For starters, the your TSLA example is a calendar spread and the strategy in your image is a diagonal spread so let's ignore your TSLA example.
The statement in the link is correct. You start with a diagonal spread where you:
- Sell an OTM put at strike "B" which is one month out
- Buy a more OTM put at strike "A" which is two months out
Because you want the underlying to remain in the vicinity of "B", you're neutral.
Here's the part that you missed. When the near month put at strike "B" expires, you sell another one month put at strike at "B". The new position then becomes a bullish vertical spread:
- Short a one month put at "B"
- Long a one month put at "A"
Now you are neutral/bullish because you only lose if the underlying drops below "B".
In your screen shot, you lopped off the rest of the explanation at the bottom of your screenshot. You only included the first 2 lines. The missing excerpt states that the adjustment creates a SHORT PUT SPREAD:
You can think of this as a two-step strategy. It’s a cross between a long calendar spread with puts

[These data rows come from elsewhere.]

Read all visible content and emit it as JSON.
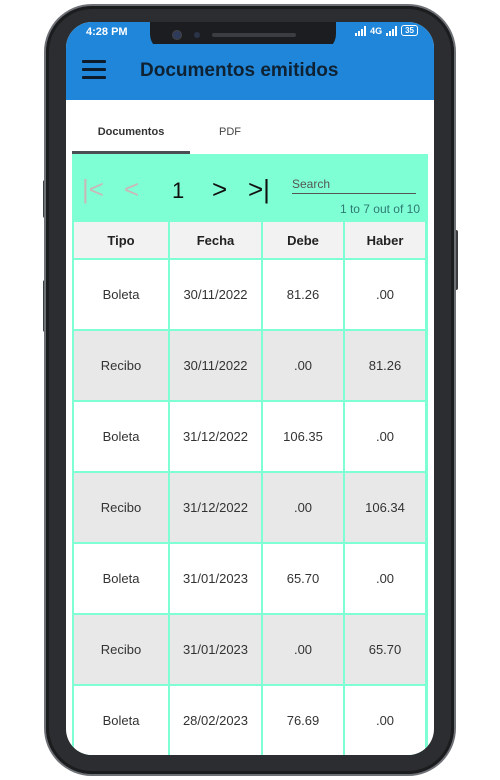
{
  "status": {
    "time": "4:28 PM",
    "signal": "4G",
    "battery": "35"
  },
  "header": {
    "title": "Documentos emitidos"
  },
  "tabs": [
    {
      "label": "Documentos",
      "active": true
    },
    {
      "label": "PDF",
      "active": false
    }
  ],
  "pager": {
    "first": "|<",
    "prev": "<",
    "page": "1",
    "next": ">",
    "last": ">|",
    "search_placeholder": "Search",
    "range": "1 to 7 out of 10"
  },
  "table": {
    "columns": [
      "Tipo",
      "Fecha",
      "Debe",
      "Haber"
    ],
    "rows": [
      [
        "Boleta",
        "30/11/2022",
        "81.26",
        ".00"
      ],
      [
        "Recibo",
        "30/11/2022",
        ".00",
        "81.26"
      ],
      [
        "Boleta",
        "31/12/2022",
        "106.35",
        ".00"
      ],
      [
        "Recibo",
        "31/12/2022",
        ".00",
        "106.34"
      ],
      [
        "Boleta",
        "31/01/2023",
        "65.70",
        ".00"
      ],
      [
        "Recibo",
        "31/01/2023",
        ".00",
        "65.70"
      ],
      [
        "Boleta",
        "28/02/2023",
        "76.69",
        ".00"
      ]
    ]
  },
  "colors": {
    "appbar": "#1f86d9",
    "pager_bg": "#7fffd4"
  }
}
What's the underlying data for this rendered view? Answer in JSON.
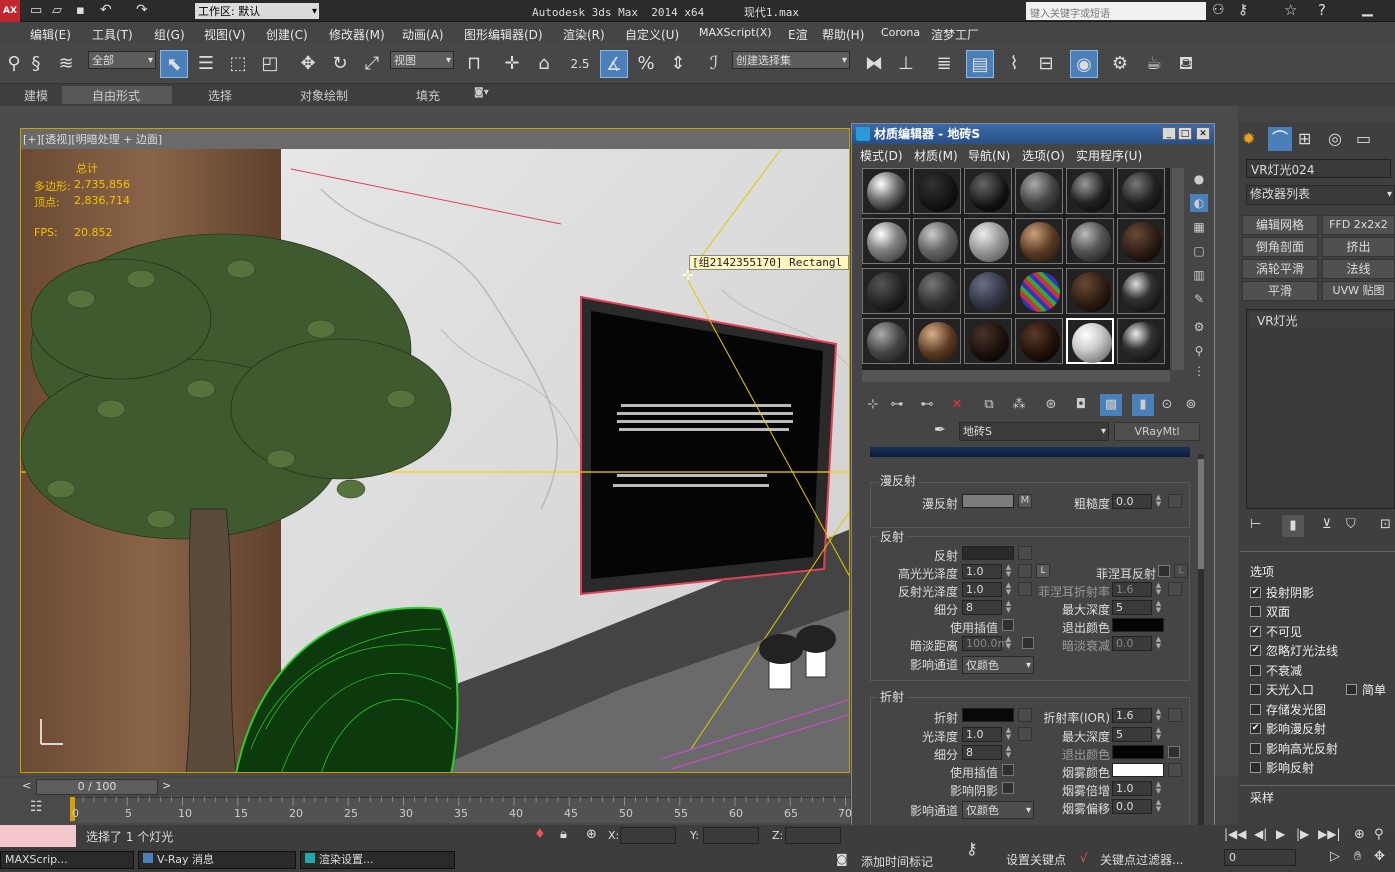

and a SHORT PUT SPREAD. It starts out as a time decay play. Then once you sell a second put with strike B (after front-month expiration), you have legged into a short put spread. Ideally, you will be able to establish this strategy for a net credit or for a small net debit.